WHAT IS EXPECTED:
Whenever the word "Record" turns up in a line below, that line should be copied.
= = = =
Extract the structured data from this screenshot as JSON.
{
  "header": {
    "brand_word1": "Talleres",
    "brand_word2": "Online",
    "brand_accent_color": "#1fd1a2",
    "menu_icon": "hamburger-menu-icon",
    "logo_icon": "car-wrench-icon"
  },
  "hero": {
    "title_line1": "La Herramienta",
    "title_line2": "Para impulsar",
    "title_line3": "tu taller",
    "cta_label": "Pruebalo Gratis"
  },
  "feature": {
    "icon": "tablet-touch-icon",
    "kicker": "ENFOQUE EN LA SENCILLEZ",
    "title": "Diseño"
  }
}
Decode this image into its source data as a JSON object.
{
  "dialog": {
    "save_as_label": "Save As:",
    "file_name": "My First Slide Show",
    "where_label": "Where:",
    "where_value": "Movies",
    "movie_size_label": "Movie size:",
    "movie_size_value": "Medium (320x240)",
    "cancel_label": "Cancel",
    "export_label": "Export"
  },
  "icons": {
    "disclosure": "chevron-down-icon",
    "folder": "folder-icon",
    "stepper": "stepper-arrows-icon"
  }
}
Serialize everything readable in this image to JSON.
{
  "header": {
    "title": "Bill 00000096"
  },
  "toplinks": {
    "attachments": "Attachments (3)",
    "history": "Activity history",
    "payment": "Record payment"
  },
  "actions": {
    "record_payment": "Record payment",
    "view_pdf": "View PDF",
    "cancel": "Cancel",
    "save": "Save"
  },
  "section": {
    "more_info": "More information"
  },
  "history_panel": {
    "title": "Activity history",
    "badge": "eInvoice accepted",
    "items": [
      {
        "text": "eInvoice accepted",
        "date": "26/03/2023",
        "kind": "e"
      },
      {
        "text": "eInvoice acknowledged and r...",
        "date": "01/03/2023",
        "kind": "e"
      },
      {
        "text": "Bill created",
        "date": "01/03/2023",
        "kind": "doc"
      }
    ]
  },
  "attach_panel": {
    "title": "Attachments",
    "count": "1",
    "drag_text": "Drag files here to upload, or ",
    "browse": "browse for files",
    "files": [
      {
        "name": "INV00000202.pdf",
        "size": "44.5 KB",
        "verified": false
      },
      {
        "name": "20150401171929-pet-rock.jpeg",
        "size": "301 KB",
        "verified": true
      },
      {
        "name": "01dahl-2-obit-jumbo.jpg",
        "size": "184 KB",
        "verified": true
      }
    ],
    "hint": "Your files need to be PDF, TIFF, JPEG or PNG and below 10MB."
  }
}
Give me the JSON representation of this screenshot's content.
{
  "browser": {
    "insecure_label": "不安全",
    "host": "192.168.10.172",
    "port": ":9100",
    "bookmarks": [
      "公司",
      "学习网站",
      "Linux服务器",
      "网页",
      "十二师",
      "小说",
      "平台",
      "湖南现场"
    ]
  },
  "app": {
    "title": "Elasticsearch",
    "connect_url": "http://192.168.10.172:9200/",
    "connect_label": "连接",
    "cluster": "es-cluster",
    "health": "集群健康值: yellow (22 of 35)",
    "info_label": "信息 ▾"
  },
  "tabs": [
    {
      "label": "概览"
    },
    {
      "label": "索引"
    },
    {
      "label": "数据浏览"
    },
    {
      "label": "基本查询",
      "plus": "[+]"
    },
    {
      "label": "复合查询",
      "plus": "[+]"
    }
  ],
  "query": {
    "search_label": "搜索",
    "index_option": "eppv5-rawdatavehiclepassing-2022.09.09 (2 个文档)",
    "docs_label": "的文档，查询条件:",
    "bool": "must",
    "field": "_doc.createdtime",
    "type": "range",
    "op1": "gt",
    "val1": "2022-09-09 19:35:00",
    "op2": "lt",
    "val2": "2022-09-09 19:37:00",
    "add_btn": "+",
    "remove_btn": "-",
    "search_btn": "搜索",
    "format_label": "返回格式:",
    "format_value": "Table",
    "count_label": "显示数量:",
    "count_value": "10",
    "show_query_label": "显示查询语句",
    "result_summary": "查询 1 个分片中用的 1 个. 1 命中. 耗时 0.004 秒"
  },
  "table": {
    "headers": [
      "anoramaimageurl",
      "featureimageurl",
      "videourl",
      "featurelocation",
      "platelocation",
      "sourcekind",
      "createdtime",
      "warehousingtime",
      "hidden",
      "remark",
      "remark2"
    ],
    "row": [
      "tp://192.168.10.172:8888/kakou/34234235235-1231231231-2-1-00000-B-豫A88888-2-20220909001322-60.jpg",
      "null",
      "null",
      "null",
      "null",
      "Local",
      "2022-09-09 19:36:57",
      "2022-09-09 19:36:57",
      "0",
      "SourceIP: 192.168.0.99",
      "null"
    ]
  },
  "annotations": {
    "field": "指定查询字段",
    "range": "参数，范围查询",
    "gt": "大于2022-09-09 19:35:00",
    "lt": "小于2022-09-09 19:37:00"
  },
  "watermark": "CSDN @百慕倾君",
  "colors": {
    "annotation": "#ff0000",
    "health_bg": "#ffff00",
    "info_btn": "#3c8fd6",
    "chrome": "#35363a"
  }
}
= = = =
ANSWER TO THE EXERCISE:
    "payment": "Record payment"
    "record_payment": "Record payment",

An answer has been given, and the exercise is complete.